Mount Merapi, Indonesia, (AFP) May 13, 2006
Indonesia's Mount Merapi is the nation's second most active volcano and has great spiritual significance for those living on its fertile slopes.
Merapi, which means "Mountain of Fire", typically has small eruptions every two to three years, and larger ones about once every 10 to 15 years.
Its last major eruption was in 1994, when 66 people were killed. It also spewed smoke and lava in 2001 but no major eruption followed.
Located about 400 kilometres (250 miles) east of Jakarta in Central Java province, it looms over the Kedu plain and provides rich, bountiful soils for the thousands of people living around it.
Merapi holds particular significance for the Javanese as it is one of four places where officials from the royal palaces of Java's Yogyakarta and Solo make annual offerings to placate the spirits of ancient Javanese mythology.
Superstitious Javanese believe that a volcano's eruption is the result of spirits being angered by not receiving sufficient offerings or by a disrespectful attitude among the people living on its slopes.
Traditional beliefs hold that Merapi will only erupt after certain omens, some of which appear in dreams, leaving many residents reluctant to leave without them becoming apparent.
A new lava dome has been rapidly forming at the peak of 2,914-metre (9,616-foot) Mount Merapi, growing 75 metres in two weeks. The volcano was put on "stand-by" status one month ago.
Scientists predict that the dome's collapse will spew red-hot lava as well as deadly nuees ardentes, a geological term for clouds of volcanic gases, ash, and dust, reaching temperatures up to 500 degrees Celsius (930 degrees Fahrenheit).
Local authorities in the four districts around the volcano have already banned climbing near Merapi's peak, halted sand mining operations at its foot and warned people living higher on its slopes to be prepared for evacuation weeks ago.

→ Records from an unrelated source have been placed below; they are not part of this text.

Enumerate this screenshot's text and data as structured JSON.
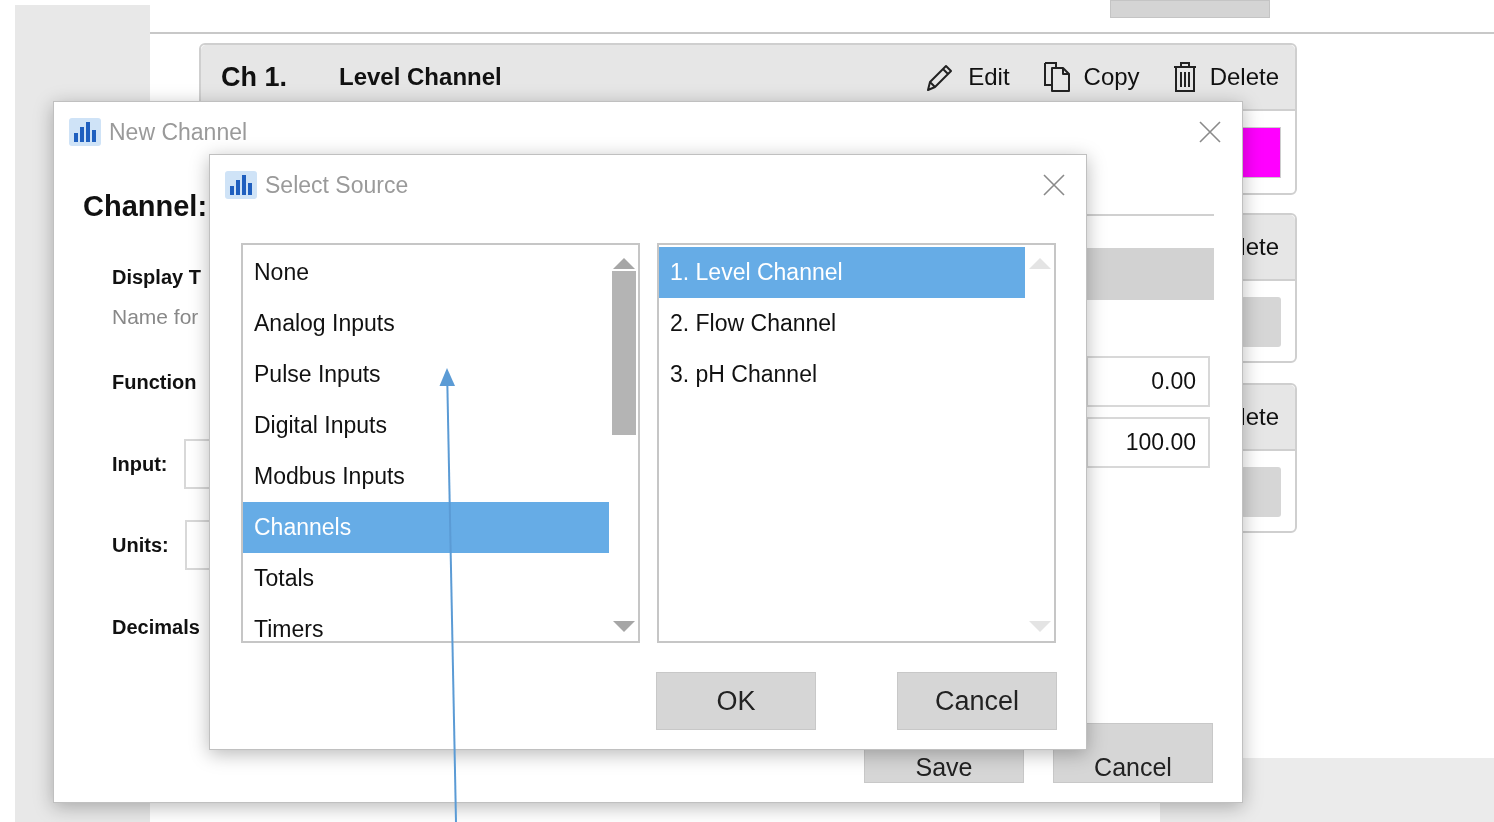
{
  "background": {
    "card": {
      "number": "Ch 1.",
      "name": "Level Channel",
      "color": "#ff00ff",
      "actions": [
        {
          "kind": "edit",
          "label": "Edit"
        },
        {
          "kind": "copy",
          "label": "Copy"
        },
        {
          "kind": "delete",
          "label": "Delete"
        }
      ]
    },
    "partial_cards": [
      {
        "action": "lete"
      },
      {
        "action": "lete"
      }
    ]
  },
  "new_channel": {
    "title": "New Channel",
    "heading": "Channel:",
    "labels": [
      {
        "kind": "label",
        "text": "Display T"
      },
      {
        "kind": "hint",
        "text": "Name for"
      },
      {
        "kind": "label",
        "text": "Function"
      },
      {
        "kind": "field",
        "text": "Input:"
      },
      {
        "kind": "field",
        "text": "Units:"
      },
      {
        "kind": "label",
        "text": "Decimals"
      }
    ],
    "values": [
      "0.00",
      "100.00"
    ],
    "buttons": [
      "Save",
      "Cancel"
    ]
  },
  "select_source": {
    "title": "Select Source",
    "categories": [
      {
        "label": "None",
        "selected": false
      },
      {
        "label": "Analog Inputs",
        "selected": false
      },
      {
        "label": "Pulse Inputs",
        "selected": false
      },
      {
        "label": "Digital Inputs",
        "selected": false
      },
      {
        "label": "Modbus Inputs",
        "selected": false
      },
      {
        "label": "Channels",
        "selected": true
      },
      {
        "label": "Totals",
        "selected": false
      },
      {
        "label": "Timers",
        "selected": false
      }
    ],
    "sources": [
      {
        "label": "1. Level Channel",
        "selected": true
      },
      {
        "label": "2. Flow Channel",
        "selected": false
      },
      {
        "label": "3. pH Channel",
        "selected": false
      }
    ],
    "buttons": [
      "OK",
      "Cancel"
    ]
  }
}
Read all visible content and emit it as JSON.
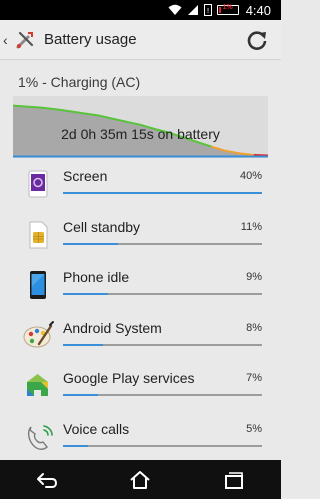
{
  "status_bar": {
    "battery_text": "1%",
    "time": "4:40",
    "icons": [
      "wifi-icon",
      "signal-icon",
      "no-sim-icon",
      "battery-icon"
    ]
  },
  "header": {
    "title": "Battery usage",
    "icons": [
      "up-caret-icon",
      "settings-tools-icon",
      "refresh-icon"
    ]
  },
  "summary": {
    "charge_status": "1% - Charging (AC)",
    "time_on_battery": "2d 0h 35m 15s on battery",
    "graph_level": [
      0.97,
      0.95,
      0.93,
      0.9,
      0.86,
      0.82,
      0.78,
      0.72,
      0.66,
      0.6,
      0.52,
      0.45,
      0.36,
      0.27,
      0.18,
      0.1,
      0.05,
      0.02,
      0.01
    ],
    "colors": {
      "graph_fill": "#a8a8a8",
      "line_green": "#57c43a",
      "line_orange": "#f0a030",
      "line_red": "#e0202e",
      "accent": "#3a8fd6"
    }
  },
  "usage": [
    {
      "name": "Screen",
      "percent": "40%",
      "value": 40,
      "icon": "screen-icon"
    },
    {
      "name": "Cell standby",
      "percent": "11%",
      "value": 11,
      "icon": "sim-card-icon"
    },
    {
      "name": "Phone idle",
      "percent": "9%",
      "value": 9,
      "icon": "phone-idle-icon"
    },
    {
      "name": "Android System",
      "percent": "8%",
      "value": 8,
      "icon": "android-system-icon"
    },
    {
      "name": "Google Play services",
      "percent": "7%",
      "value": 7,
      "icon": "google-play-services-icon"
    },
    {
      "name": "Voice calls",
      "percent": "5%",
      "value": 5,
      "icon": "phone-handset-icon"
    }
  ],
  "nav": {
    "icons": [
      "back-icon",
      "home-icon",
      "recents-icon"
    ]
  }
}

Temporary shelters and vehicles have already been prepared for the evacuation, with several thousand people evacuating voluntarily but many returning to their homes.
Indonesia lies on the so-called Pacific Rim of Fire, where the meeting of continental plates causes frequent seismic and volcanic activity. The nation is home to more than 120 active volcanoes.
In August 1883, the biggest natural phenomenon ever seen on earth took place when after lying dormant for 300 years Indonesia's Krakatoa volcano burst to life, showering debris on Java and Sumatra islands and killing about 36,000 people.
The noise of the eruption reached Australia and territories located more than 4,000 kilometers away, while waves reaching up to 40 metres laid to waste nearby islands and were felt as far away as the English Channel.